» Your instructions
Look through the listing and report every line that has "Ενεργές" in it.

[[ Data section, beginning ]]

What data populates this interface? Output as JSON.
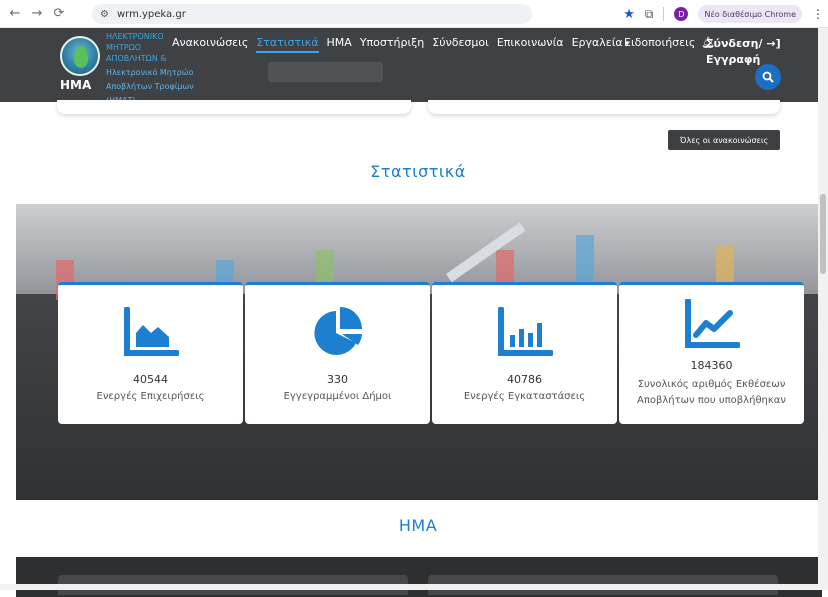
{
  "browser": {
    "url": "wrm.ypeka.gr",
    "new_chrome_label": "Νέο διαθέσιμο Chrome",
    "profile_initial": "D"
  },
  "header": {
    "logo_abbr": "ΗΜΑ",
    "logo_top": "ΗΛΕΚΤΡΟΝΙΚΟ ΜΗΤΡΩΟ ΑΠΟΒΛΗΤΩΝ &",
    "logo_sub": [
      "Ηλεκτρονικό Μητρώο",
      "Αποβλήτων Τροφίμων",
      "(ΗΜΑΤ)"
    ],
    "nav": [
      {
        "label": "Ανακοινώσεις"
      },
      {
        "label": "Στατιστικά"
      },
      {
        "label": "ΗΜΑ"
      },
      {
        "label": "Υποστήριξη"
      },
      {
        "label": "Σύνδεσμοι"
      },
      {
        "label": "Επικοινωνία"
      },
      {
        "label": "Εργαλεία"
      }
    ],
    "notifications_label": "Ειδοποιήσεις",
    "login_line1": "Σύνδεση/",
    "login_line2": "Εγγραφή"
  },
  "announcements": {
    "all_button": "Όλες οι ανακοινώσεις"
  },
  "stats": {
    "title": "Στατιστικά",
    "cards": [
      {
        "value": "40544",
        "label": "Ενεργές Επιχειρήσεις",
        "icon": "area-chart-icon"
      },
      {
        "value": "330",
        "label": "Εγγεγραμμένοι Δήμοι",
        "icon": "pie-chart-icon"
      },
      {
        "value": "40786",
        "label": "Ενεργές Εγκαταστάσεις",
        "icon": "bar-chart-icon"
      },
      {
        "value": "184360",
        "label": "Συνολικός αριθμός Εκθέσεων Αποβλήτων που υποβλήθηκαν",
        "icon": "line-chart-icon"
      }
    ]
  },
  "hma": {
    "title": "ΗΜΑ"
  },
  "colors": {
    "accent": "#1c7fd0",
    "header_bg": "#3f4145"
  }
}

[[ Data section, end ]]

» Reply to the task
        "label": "Ενεργές Επιχειρήσεις",
        "label": "Ενεργές Εγκαταστάσεις",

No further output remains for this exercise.